While we certainly see a wide range of weight loss goals in our practice, you may find that the final few pounds you would like to lose are indeed the most stubborn. “If I could just drop 5 pounds” is a common statement we hear in our nutrition counselling practice. Here are some things to consider if you have been struggling with the dilemma of what else you can do:
The closer you get to your body’s natural set point or weight that it prefers to be, the harder it is to budge the scale. If you have a poor lifestyle habits and have significant weight to lose you will often lose weight at a faster rate than if you have been at it a long time and are trying to lose the last few pounds.
2. Is changing my nutrition the best way to lose the final 5 pounds?

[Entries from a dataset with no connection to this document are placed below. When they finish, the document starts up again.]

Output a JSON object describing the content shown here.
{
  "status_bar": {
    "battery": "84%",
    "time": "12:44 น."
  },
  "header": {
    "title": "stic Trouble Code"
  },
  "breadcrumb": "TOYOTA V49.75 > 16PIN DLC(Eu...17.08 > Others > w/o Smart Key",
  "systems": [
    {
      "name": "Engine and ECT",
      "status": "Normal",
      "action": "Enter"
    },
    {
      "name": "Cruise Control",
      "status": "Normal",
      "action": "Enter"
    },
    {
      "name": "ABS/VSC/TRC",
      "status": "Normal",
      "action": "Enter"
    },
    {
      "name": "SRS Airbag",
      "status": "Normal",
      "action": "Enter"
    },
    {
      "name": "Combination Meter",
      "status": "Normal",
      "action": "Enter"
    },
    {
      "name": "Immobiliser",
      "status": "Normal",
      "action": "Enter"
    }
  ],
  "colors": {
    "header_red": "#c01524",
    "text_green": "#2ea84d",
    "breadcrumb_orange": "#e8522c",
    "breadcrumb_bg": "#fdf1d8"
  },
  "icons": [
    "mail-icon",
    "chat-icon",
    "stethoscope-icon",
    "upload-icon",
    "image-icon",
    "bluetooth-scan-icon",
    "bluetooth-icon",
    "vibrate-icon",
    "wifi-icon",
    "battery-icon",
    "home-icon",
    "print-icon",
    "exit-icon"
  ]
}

It may or may not be depending on your current eating habits. Working with a registered dietitian for one-on-one nutrition counselling is one of the best ways to have custom feedback on if there are some additional changes that you could make to your diet or to assure you that you are on the right track. The best self assessment tool you can find to get started yourself is to keep a food journal for a week and write down everything you are eating and take a good hard look at it. Are there places that you could make changes or is your nutrition intake at a place that is healthy and removing or cutting back on anything else would lead to feelings of deprivation and be unsustainable for the long term?
3. If my nutrition needs some work, what are the best strategies to focus on?
There are broadly two things to consider:
#1 Could I make changes to the TYPE of foods that I eat?
Take a good look at your pantry, fridge and plates of food. If I were to visit your kitchen, eat lunch with you at work, sit down at your table at supper and eat snacks with you what would I say? What would you be proud of and what might you change? Since we often eat whatever is convenient start by managing your environment (what you stash in your cupboards, cars and at work). A good place to start is thinking about having a supper plate with half a plate veggies, one-quarter plate grains/starches and one-quarter plate protein.
Remember you don’t need to be perfect but really take a hard look and consider what you could change with a bit better planning and focus. Also consider what I call non-negotiables or foods chosen for fun such as sweets, savory foods – which ones are really worth it?
#2 Could I make changes to the AMOUNT of food that I eat?
If you are generally a healthy eater and make good choices chances are you could benefit from shifting your portion sizes. Think about switching to smaller plates and bowls and taller slimmer glasses for calorie containing beverages. When I eat ice cream as much as I would like to have a large soup bowl it will always result in scooping out a bigger portion than I really need. It is best to choose a smaller dessert bowl since the same amount of ice cream looks bigger in a smaller bowl and will “fill up our eyes.” Purchase hard to manage foods in the smallest size packages possible and just at the time of purchase. For example waiting to purchase a small individual bag of chips from the convenience store when you have a strong craving is far better than leaving a 2-pack of family size bags of chips home in your pantry. Research shows when we have more we eat more.
4. Why is having realistic expectations so important?
It is important to set ourselves up for success by recognizing our limitations and what good progress really looks like. Research shows even being able to maintain our weight as we age is very good success. I would also like you to consider if you are currently healthy and have good nutrition and exercise habits, what in your life would really change if you lost 5 pounds? Chances are nothing will change and you may want to give yourself a pat on the back for the health and strength of your body right now as is. Consider replacing your “never enough” mindset with “good enough.”
I am also reminded of a research study from a few years ago in which 60 obese women were assessed for their goals, expectations and outcomes regarding their weight loss journey over 48 weeks.
Before starting they defined their goal weight, their ‘dream weight,’ ‘happy weight,’ ‘acceptable weight’ and ‘disappointed weight’. Their goal weights required an average loss of 32% of body weight! A 37 pounds weight loss was generally defined as ‘disappointed’; a 55 pound weight loss was merely seen as ‘acceptable’.
The results of the program showed that the participants lost an average of approximately 35 pounds. Ironically despite amazing progress almost half (47%) of the patients did not feel that they had achieved even a ‘disappointed weight’.
Polivy J. The false hope syndrome: unrealistic expectations of self-change. International Journal of Obesity (2001) 25, Suppl 1, S80–S84 ß 2001. http://www.nature.com/ijo/journal/v25/n1s/pdf/0801705a.pdf
Foster GD, Wadden TA, Vogt RA, Brewer G. What is a reasonable weight loss? Patients’ expectations and evaluations of obesity treatment outcomes. J Consult Clin Psychol 1997; 65: 79 – 85.